"Now what we are hoping is that we wait until the elections then again we will resume our peace talks with India," he added, referring to upcoming national polls scheduled to take place by mid-May in India.
Regarding the measures his government is taking for the empowerment of women, PM Imran said, "You can only empower women if you educate them. When we were in power in Khyber Pakhtunkhwa, we decided that for every 100 colleges built 70 would be for women."
"Our housing project will also involve women. Women also do not get their inheritance rights as mentioned in the Shariah law so we are also working to financially empower them and ensure that they get their rights," he said.
Prime Minister Imran Khan along with his delegation met Saudi King Shah Salman Abdul Aziz at the Royal Palace.
During the meeting views were exchanged on bilateral relations and the global political situation. The two leaders also discussed matters pertaining to mutual interest, trade, investment and economic ties.
The Pakistani delegation included Foreign Minister Shah Mehmood Qureshi, Information Minister Fawad Chaudhry, Finance Minister Asad Umar and Minister for Industries Razaq Dawood.
The premier arrived in Saudi Arabia on Monday on a two-day official visit to attend the investment conference that numerous other world leaders and corporates have skipped over the issue of dissident journalist Jamal Khashoggi's death.
Khan, who landed in Medina and was welcomed by Governor Faisal bin Salman bin Abdulaziz Al Saud, paid a visit to the Roza-e-Rasool (PBUH) before departing for Riyadh to attend the Future Investment Initiative (FII) conference.
In Riyadh, Governor Faisal bin Bandar Al Saud and Khan Hasham Bin Saddique, the Pakistani Ambassador to Saudi Arabia, welcomed him at the King Khalid International Airport.
“The reason I feel I have to avail myself of this opportunity is because, in a country of 210 million people right now, we have the worst debt crisis in our history," he mentioned to the Middle East Eye (MEE) in an interview that was published on Monday.
The prime minister is also slated to meet Crown Prince Mohammed bin Salman, who, himself, is surrounded by controversy in what the world is calling Riyadh's alleged involvement in the orchestration of Khashoggi's murder in the Saudi consulate in Istanbul, Turkey.
The Pakistani premier told an interviewer before leaving for Riyadh that despite his concern over Khashoggi’s death, he could not skip the conference as “we’re desperate” for possible Saudi loans to shore up Pakistan’s economy.
“Unless we get loans from friendly countries or the IMF [International Monetary Fund], we actually won’t have, in another two or three months, enough foreign exchange to service our debts or to pay for our imports. So we’re desperate at the moment.”

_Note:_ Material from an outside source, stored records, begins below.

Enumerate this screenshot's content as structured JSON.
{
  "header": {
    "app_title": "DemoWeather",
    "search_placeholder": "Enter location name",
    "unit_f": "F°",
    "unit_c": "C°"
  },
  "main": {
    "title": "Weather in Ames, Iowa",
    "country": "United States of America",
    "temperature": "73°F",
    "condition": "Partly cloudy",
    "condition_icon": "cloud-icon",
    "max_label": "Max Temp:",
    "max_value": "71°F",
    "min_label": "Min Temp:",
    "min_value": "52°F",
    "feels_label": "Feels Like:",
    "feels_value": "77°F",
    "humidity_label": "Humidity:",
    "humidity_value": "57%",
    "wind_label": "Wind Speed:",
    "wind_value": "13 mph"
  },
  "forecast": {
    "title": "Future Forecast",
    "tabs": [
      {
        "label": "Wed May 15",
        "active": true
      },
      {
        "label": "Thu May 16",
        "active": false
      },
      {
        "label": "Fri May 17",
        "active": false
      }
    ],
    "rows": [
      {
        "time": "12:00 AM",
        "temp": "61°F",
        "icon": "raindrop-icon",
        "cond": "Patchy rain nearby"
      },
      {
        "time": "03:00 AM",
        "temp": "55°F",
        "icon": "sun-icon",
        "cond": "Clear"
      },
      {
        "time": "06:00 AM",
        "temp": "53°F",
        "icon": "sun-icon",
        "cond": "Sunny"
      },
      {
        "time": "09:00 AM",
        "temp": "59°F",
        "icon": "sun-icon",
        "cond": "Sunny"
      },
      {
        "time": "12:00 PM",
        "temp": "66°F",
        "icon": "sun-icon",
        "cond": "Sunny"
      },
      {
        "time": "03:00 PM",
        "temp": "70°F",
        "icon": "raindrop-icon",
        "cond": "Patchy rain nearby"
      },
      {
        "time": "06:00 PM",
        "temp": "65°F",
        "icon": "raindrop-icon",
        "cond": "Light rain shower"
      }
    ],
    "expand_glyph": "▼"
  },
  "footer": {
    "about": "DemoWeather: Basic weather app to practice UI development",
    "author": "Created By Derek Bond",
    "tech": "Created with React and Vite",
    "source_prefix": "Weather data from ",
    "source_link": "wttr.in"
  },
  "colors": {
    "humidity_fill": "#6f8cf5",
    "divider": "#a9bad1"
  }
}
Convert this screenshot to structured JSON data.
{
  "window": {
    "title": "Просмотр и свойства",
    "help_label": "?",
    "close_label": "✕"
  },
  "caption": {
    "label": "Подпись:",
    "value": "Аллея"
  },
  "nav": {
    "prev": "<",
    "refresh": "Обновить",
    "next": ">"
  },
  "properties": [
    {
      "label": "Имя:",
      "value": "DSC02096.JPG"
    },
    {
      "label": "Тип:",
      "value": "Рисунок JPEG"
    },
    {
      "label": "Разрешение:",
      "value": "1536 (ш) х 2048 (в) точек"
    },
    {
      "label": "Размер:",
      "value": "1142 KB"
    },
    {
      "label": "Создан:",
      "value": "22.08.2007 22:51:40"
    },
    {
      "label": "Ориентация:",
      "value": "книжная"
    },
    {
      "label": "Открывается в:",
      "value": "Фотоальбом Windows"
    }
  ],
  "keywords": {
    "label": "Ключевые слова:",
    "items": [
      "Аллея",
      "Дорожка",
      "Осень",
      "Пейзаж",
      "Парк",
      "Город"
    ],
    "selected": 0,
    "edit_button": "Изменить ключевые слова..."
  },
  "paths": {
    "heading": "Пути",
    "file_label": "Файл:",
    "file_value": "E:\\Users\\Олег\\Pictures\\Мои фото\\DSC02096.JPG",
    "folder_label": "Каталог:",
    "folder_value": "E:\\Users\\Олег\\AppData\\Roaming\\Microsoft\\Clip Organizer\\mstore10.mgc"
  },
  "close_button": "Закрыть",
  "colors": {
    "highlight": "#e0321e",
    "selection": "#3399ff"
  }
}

PM Imran is accompanied by Shah Mehmood Qureshi, Asad Umar, and Fawad Chaudhry, the ministers of foreign affairs, finance, and information, respectively, as well as Pakistan Board of Investment Chairperson Haroon Sharif and renowned economist Abdul Razak Dawood, the adviser to the premier on commerce, textiles, industries production, and investment.